Required action:
When a line in the material beneath includes the word "Have", add it to the count, and report the count alone.

Input records:
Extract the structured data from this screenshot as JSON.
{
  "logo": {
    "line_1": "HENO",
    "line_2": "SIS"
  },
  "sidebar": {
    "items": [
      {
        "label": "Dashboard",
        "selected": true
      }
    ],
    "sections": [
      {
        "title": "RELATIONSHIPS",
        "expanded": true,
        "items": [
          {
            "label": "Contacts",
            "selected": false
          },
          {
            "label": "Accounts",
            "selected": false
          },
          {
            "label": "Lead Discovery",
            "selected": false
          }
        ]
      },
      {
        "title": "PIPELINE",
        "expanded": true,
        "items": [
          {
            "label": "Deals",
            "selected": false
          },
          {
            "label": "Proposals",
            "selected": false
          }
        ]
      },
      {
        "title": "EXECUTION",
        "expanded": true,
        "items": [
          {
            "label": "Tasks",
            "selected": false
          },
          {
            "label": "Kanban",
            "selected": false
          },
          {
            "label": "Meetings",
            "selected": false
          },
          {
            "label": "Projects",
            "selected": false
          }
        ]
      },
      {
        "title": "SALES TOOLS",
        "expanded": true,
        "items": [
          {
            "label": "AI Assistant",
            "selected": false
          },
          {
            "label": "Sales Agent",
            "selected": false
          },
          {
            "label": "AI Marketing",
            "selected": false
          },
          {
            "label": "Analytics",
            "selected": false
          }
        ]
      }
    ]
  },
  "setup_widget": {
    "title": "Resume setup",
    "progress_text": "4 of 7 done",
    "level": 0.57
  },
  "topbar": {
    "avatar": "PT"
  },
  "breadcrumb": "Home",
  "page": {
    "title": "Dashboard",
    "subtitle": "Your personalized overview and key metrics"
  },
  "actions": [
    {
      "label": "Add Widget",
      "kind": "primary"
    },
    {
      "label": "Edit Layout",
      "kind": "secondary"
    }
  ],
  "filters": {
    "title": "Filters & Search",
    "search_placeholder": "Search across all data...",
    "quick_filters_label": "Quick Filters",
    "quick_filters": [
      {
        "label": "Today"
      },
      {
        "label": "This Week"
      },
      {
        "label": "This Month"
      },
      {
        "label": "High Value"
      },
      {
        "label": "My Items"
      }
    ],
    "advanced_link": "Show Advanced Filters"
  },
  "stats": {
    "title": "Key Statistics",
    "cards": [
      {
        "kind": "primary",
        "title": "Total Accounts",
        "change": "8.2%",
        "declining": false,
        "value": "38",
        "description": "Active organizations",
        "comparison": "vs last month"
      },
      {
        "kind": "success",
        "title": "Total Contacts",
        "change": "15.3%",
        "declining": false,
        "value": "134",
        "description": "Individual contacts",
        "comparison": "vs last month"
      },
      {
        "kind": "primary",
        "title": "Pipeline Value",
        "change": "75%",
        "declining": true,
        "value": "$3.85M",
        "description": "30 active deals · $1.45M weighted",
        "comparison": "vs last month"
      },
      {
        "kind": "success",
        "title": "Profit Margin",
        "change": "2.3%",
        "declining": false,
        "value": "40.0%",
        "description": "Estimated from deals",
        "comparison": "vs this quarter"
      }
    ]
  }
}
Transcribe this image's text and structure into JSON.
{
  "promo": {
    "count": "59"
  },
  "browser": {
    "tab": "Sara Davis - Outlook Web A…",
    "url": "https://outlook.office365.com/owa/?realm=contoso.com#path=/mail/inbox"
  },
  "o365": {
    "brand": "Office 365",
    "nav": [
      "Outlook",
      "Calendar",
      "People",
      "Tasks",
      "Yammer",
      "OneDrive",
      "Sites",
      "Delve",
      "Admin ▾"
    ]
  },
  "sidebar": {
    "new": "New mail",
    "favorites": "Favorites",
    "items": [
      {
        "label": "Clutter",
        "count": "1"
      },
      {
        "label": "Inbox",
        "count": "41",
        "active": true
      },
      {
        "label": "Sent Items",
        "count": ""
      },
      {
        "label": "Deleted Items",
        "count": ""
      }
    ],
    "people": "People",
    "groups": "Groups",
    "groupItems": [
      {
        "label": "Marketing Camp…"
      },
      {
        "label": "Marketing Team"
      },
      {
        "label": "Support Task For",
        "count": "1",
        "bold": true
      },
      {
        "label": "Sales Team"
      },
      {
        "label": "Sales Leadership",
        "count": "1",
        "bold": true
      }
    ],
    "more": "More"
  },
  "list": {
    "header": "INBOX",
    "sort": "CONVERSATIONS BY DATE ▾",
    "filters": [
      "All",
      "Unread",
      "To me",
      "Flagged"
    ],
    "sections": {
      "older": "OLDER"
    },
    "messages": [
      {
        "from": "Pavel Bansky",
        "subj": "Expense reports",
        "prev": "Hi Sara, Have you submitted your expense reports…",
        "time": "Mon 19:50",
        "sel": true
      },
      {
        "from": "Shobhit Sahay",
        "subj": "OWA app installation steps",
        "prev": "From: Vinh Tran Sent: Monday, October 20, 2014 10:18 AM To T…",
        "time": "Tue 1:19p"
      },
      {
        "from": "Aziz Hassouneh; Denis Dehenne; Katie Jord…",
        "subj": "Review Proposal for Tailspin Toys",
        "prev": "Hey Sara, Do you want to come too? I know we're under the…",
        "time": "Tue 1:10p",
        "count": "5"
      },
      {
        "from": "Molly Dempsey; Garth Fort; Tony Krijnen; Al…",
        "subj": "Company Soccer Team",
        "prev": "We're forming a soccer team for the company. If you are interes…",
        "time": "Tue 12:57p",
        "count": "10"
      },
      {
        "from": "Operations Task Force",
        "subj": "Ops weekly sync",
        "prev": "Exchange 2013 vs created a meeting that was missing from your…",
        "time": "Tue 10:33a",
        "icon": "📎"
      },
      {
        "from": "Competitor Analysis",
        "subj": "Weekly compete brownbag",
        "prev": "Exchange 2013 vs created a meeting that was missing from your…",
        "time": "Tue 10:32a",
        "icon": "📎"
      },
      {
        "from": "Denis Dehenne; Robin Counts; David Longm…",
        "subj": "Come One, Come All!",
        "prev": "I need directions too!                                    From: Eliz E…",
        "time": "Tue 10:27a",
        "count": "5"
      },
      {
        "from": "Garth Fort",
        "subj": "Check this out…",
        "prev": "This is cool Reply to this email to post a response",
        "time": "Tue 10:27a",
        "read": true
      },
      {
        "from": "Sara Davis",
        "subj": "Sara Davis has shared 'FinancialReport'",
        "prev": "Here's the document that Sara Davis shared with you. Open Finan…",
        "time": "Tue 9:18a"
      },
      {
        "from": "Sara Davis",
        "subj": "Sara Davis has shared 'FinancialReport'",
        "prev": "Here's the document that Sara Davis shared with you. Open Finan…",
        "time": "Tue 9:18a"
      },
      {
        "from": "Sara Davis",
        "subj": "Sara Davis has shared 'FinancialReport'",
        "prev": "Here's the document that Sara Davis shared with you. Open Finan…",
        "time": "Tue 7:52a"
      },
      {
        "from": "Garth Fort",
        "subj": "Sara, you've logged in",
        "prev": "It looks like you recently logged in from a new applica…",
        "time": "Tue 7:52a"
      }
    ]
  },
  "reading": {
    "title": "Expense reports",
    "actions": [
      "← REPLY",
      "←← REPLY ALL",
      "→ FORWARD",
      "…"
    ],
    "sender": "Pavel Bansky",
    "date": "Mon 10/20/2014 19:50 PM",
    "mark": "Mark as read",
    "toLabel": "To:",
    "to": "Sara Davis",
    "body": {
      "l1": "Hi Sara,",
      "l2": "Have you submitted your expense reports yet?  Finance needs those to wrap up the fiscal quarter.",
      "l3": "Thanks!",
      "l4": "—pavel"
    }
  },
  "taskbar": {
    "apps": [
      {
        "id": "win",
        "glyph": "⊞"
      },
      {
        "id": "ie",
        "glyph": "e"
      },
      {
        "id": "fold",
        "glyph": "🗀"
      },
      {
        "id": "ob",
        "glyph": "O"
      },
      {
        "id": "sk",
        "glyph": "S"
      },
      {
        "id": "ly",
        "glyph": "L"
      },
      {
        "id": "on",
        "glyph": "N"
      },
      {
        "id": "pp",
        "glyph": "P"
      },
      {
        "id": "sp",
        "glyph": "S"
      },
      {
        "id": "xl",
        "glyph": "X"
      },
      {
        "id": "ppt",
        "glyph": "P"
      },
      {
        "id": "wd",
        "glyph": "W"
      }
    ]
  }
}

Answer to this task:
2